In Guwahati, Assam, NESO office bearers sat in protest in front of Raj Bhawan and shouted slogans against the Bill and the government.
“This is a warning to the Centre. We are not going to sit idle. We are going to fight against the bill, the Northeast as a whole. We have the numbers and we have the logic to oppose the Bill. We will go to any extent to oppose the bill. We will not compromise on anything which will go against the interest of the indigenous people of the region,” said Samujjal Kumar Bhattacharyya, the advisor of NESO.
NESO leaders have already threatened to carry out a series of agitations across the region and also in New Delhi in the next several weeks to oppose and build consensus against the Bill.
The protesters are not just opposed the Bill but also reiterated their demand for implementing the Inner Line Permit (ILP) and also a National Register of Citizens (NRC) which is being updated in Assam to segregate illegal residents from genuine ones.
The ILP is an official document issued by the government to Indian citizens as well as foreigners to travel to states including Arunachal Pradesh, Mizoram, and Nagaland.
In Assam, the All Assam Students’ Union had agreed to the Assam Accord’s cut-off date for illegal citizens. According to the Assam Accord which was signed in 1985 after the six-year-long ‘Assam Agitation’, anyone who has come after March 25, 1971, irrespective of religion is an illegal citizen.
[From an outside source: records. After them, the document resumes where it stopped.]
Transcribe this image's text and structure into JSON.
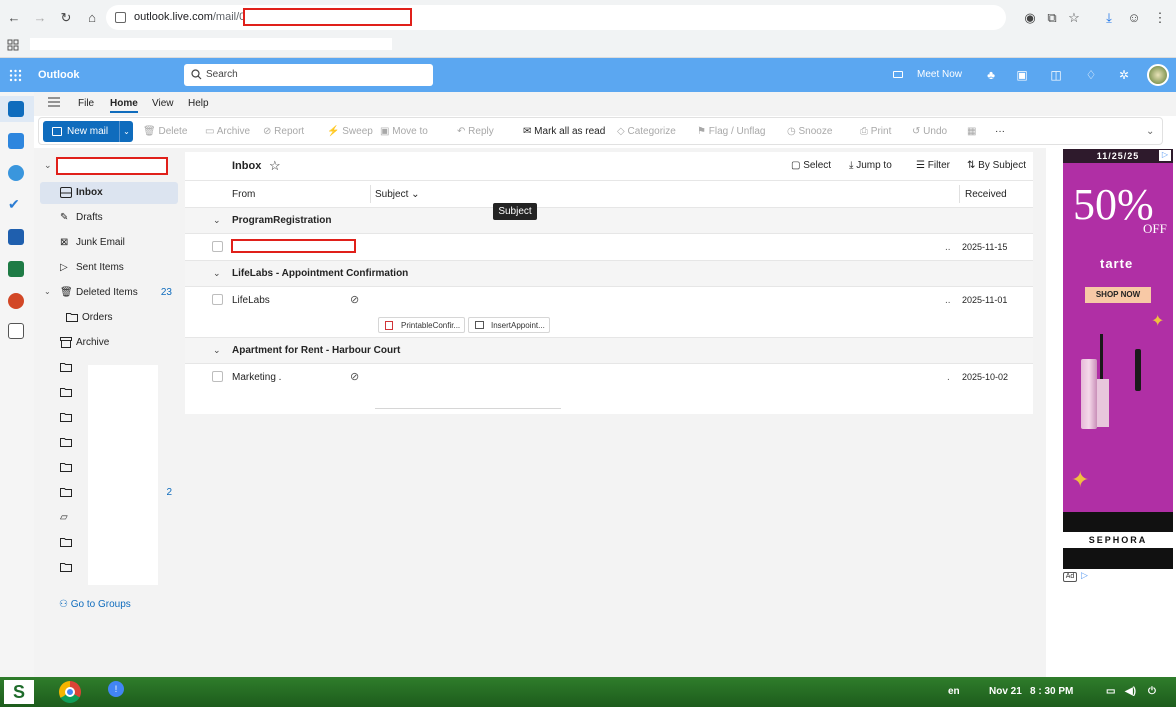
{
  "browser": {
    "url_host": "outlook.live.com",
    "url_path": "/mail/0/"
  },
  "header": {
    "app_name": "Outlook",
    "search_placeholder": "Search",
    "meet_now": "Meet Now"
  },
  "ribbon_tabs": [
    "File",
    "Home",
    "View",
    "Help"
  ],
  "ribbon": {
    "new_mail": "New mail",
    "delete": "Delete",
    "archive": "Archive",
    "report": "Report",
    "sweep": "Sweep",
    "move_to": "Move to",
    "reply": "Reply",
    "mark_all_read": "Mark all as read",
    "categorize": "Categorize",
    "flag": "Flag / Unflag",
    "snooze": "Snooze",
    "print": "Print",
    "undo": "Undo",
    "more": "···"
  },
  "folders": {
    "inbox": "Inbox",
    "drafts": "Drafts",
    "junk": "Junk Email",
    "sent": "Sent Items",
    "deleted": "Deleted Items",
    "deleted_count": "23",
    "orders": "Orders",
    "archive": "Archive",
    "hidden_count": "2",
    "go_to_groups": "Go to Groups"
  },
  "list": {
    "title": "Inbox",
    "select": "Select",
    "jump_to": "Jump to",
    "filter": "Filter",
    "sort": "By Subject",
    "col_from": "From",
    "col_subject": "Subject",
    "col_received": "Received",
    "tooltip": "Subject",
    "groups": [
      {
        "name": "ProgramRegistration",
        "from": "",
        "date": "2025-11-15"
      },
      {
        "name": "LifeLabs - Appointment Confirmation",
        "from": "LifeLabs",
        "date": "2025-11-01",
        "attachments": [
          "PrintableConfir...",
          "InsertAppoint..."
        ]
      },
      {
        "name": "Apartment for Rent - Harbour Court",
        "from": "Marketing .",
        "date": "2025-10-02"
      }
    ]
  },
  "ad": {
    "date": "11/25/25",
    "discount": "50%",
    "off": "OFF",
    "brand": "tarte",
    "cta": "SHOP NOW",
    "retailer": "SEPHORA",
    "ad_label": "Ad"
  },
  "taskbar": {
    "lang": "en",
    "date": "Nov 21",
    "time": "8 : 30 PM"
  },
  "colors": {
    "outlook_blue": "#5ba7f1",
    "accent": "#0f6cbd",
    "redaction": "#e0201a"
  }
}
In the Arunachal Pradesh capital, Itanagar, the sit-in protest was held following some late night drama after the administration had initially refused to grant permission to the protestors to stage their dharna.
The administration had said that it had denied permission to the All Arunachal Pradesh Students’ Union (AAPSU) and NESO because an application to hold the protest was not submitted “at least five working days in advance” as is the rule. It had also said that the protest could “obstruct normal traffic, create nuisance, and breach public peace”.
The AAPSU had alleged that the deputy commissioner’s order denying them permission to hold the protest was sent to them at around 7.30 PM on Sunday, a day before the scheduled protest. Sources in AAPSU said that they received a second order from the administration granting them permission to hold the dharna well past midnight at around 12.50 AM, just hours before the protest was to begin.
Sources said that permission was also earlier denied to the Twipra Students’ Federation in Agartala, Tripura where the BJP recently came to power but was later allowed to hold its protest.
After the protest in Itanagar, the AAPSU submitted a memorandum to Raj Bhavan stating its concerns over the amendments.
AAPSU said that the proposed change in the Bill is “one among the latest examples that the lawmakers in our country have no or very little regard for the indigenous populace of Arunachal Pradesh and the entire north-east region”.
Citing the example of the Chakma and Hajong settlers, the AAPSU said that the state is “infested with illegal foreigners from erstwhile East Pakistan” and that the settled refugee populations have “encroached upon every aspect of our social fabric in the eastern part of the state”.
AAPSU alleged that the proposed Bill is an “attempt to dump the burden of post-1971 Bangladesh liberation on the entire Northeast”.